My model of management is the Beatles. The reason I say that is because each of the key people in the Beatles kept the others from going off in the directions of their bad tendencies.
They sort of kept each other in check. And then when they split up, they never did anything as good. It was the chemistry of a small group of people, and that chemistry was greater than the sum of the parts
”—Steve Jobs (October 2004, from The Lost Steve Jobs Tapes)
Reasons not to get an Android Phone. My own disappointing experience with Android
(this is probably gonna be a rant as I’m pretty frustrated right now)
I’ve been an iPhone user since the first one came out and have been pretty happy with it. When my brother first got a HTC Myphone it was my first experience with an android phone. I played with it every so often and it seemed like a okay OS that perhaps if I didn’t have an iPhone I might use it. My first real experience with the android is with my Galaxy Nexus S which I got last year for Favspot 1.0’s android testing. I chose this phone because a) it was made by google to showcase their vision of the phone and b) it was manufactured by samsung, whom seems to make the best Android phones out there.
It would seem weird to be writing a review of my experience of a phone/operating system after a year and not sooner, but the reason really is although at first it was a quite a novelty to use and a fresh breath after using iPhones for 3 years, there was nothing that spectacular.
Its really customizable and if you are willing to use the MIUI ROM its every more customizable.
Cons: (lets start with the smaller ones)
1. The interactive design is not as good as iPhone. I know they are upgrading with each new version but its not good enough. Why is there an option button? I always have to guess if there are hidden functions!!!
2. Lack of quality apps. yes all the major apps are there, but everything else is crap.
3. Apps crash alot and they need to be optimized for each android phone or else the camera/gps/screen alignment might have problems (ok that might be the developer in me talking)
4. Performance is slow. Transitions are just not as smooth as the iPhone, even for the ones that have multi-cores

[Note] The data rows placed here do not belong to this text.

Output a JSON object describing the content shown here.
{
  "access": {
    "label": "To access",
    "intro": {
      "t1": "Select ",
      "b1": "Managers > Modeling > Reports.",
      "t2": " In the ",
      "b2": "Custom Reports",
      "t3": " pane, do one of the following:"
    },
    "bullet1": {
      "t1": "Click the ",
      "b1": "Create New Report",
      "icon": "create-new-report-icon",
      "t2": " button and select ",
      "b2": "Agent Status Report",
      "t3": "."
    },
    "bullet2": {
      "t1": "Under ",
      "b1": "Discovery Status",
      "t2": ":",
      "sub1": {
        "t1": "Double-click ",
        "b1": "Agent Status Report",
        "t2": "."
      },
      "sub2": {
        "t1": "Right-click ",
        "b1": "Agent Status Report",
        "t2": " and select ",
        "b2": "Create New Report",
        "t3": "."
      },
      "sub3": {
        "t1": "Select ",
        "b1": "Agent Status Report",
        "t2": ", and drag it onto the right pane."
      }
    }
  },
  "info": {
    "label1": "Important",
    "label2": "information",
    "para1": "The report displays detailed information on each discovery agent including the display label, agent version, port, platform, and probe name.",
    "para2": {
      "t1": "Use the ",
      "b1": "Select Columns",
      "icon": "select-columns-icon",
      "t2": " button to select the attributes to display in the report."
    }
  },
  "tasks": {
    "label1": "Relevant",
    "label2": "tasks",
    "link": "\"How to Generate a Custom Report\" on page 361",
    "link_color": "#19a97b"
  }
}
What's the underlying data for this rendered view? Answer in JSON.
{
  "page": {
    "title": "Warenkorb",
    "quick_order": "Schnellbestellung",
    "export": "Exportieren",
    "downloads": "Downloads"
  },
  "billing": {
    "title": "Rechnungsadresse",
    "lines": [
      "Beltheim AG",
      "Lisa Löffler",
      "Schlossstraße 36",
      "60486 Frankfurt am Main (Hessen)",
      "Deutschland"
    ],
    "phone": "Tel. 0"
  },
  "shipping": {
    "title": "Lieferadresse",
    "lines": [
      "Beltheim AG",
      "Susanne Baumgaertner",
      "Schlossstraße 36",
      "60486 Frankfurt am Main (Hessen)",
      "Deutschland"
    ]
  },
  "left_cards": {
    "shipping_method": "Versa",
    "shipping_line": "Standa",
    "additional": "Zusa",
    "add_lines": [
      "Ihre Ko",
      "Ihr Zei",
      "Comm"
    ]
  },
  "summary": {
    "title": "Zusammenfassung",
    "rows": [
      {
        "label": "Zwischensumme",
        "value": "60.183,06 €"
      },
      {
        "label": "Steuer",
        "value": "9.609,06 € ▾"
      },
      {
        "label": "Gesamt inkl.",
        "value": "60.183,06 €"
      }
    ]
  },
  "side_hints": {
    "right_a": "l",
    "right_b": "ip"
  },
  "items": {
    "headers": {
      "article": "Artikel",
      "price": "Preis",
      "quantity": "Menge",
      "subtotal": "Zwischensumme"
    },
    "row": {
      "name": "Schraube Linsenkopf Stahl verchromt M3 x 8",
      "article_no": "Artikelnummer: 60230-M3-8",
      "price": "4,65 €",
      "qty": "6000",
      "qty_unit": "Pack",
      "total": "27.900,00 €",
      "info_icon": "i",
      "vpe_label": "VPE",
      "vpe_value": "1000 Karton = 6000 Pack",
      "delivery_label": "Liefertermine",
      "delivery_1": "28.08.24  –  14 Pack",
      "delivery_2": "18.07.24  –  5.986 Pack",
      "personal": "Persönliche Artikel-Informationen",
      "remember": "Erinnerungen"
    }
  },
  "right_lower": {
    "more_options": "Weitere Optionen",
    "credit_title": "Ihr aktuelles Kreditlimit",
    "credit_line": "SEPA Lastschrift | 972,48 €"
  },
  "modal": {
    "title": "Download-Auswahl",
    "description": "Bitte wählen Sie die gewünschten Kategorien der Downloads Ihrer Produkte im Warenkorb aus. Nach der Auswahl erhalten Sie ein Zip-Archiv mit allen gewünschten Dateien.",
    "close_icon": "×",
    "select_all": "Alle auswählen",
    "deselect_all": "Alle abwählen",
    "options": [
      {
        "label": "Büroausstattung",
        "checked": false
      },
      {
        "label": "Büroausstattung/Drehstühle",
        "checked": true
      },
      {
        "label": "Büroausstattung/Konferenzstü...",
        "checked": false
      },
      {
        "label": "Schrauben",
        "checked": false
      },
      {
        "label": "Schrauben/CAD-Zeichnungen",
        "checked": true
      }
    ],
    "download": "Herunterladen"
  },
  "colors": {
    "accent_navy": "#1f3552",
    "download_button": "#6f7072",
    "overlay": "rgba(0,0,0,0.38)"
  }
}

5. (Deal breaker and reason for this post) the OS is not upgradable!!! after being accustomed to the iPhone being able to upgrade (at least two versions before the model is phased out) I chose a Nexus series of android which I believed would upgradable. Small upgrades OTA were fine and were really cool (iPhone didn’t have this pre 5.0) but from 3.1.2 to 4.04 this was the worst experience I had have ever had. There is no excuse for it not to work. I got a system message alerting me of a OTA upgrade that was already downloaded and verified. Upon upgrading the phone bricks and can’t be used anymore. I looked online and there is something called clockwork or something that I need to do to reset it. This is pretty unbelievable and a pretty big fail. I could probably look into this and get it fixed but for most users this would probably be the end. Also I could not imagine if this was my main phone and I was out of town, how extreme frustrated I would be if my phone bricked on me.
I know there are some Android lovers out there, and when the phone works it is kind of usable. However, phones are like computers now, its not only about what the phone can do itself now but also how it could be expanded by apps and future firmware upgrades. Because of this I would not recommend android to anyone. I can’t be sure the Windows mobile phones won’t have a similar issue but from microsoft’s prior experience with windows PCs and xbox, I don’t see them making such a big mistake.
Bottom line there is no Android vs iPhone iOS argument. Android still has alot of work cut out for them. If budget was an issue I would rather by a previous generation iPhone then a new Android, regardless of manufacturer
“I think failing is the best way to keep you grounded, curious, and humble. Success is dangerous because often you don’t understand why you succeeded. You almost always know why you’ve failed. You have a lot of time to think about it”—Mark Pincus